In The Media

Groen Discusses Decentralization of Learning

The University of Ottawa Learning Centre
The University of Ottawa Learning Centre embraces modern teaching methods, flexibility, and adaptability.

Jason-Emery Groen recently shared his thoughts on how the shifting educational landscape is impacting the design of the built environment.  

On Remaining Competitive when Students Can Learn Anytime, Anywhere

“In order to remain competitive, universities are radically rethinking how they utilize their facility assets. Face-to-face social interaction and in-person collaborative learning are two aspects of campus life that cannot be recreated online or at home, so finding ways to both facilitate and promote these types of experiences is of utmost importance. Today, open, mixed-use social commons and bookable, semi-private learning spaces are becoming as common as classrooms. These spaces need to be thoughtfully designed to account for both the varying groups that will use them.”

On the Proliferation of Hands-on Learning

“Hands-on and experiential learning helps ground concepts in reality and is a type of learning that is now used in elementary, middle and high school, making it very familiar to Gen Z. Both this increased focus on hands-on learning and the growing need to help students develop skills relevant to the working world have changed the way we use our classrooms. The focus on real life experiences and problem-solving has led to an increase in simulation labs, maker spaces and other non-traditional teaching labs. Rapid prototyping — through coding, open-source hardware, Legos, 3D printing and laser cutting — allows students to learn through hands-on discovery. Sharing is encouraged; projects, designs and curricula are widely available as open-source downloads.”

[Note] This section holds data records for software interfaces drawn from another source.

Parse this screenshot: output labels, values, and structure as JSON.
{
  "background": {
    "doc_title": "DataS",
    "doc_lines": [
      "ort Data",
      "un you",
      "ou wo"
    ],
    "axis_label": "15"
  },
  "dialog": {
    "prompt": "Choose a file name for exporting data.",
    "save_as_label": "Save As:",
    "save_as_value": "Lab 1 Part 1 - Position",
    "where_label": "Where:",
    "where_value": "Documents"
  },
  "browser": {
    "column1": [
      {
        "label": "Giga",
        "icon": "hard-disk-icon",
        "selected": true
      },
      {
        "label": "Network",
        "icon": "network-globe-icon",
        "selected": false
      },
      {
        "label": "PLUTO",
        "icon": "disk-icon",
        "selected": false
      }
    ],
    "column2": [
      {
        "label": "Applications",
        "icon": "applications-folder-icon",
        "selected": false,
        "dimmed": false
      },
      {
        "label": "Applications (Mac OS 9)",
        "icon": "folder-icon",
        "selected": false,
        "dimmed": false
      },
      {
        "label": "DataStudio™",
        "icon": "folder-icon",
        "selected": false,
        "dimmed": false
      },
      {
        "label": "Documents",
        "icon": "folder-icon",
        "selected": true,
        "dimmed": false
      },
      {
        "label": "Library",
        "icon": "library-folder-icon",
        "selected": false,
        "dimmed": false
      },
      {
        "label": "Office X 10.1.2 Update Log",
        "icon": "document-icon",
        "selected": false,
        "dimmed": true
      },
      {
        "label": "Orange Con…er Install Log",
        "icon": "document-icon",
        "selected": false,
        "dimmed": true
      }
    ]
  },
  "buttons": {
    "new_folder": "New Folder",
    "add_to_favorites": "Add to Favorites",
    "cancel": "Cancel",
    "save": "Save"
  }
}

Read the full article on the Building Operating Management website.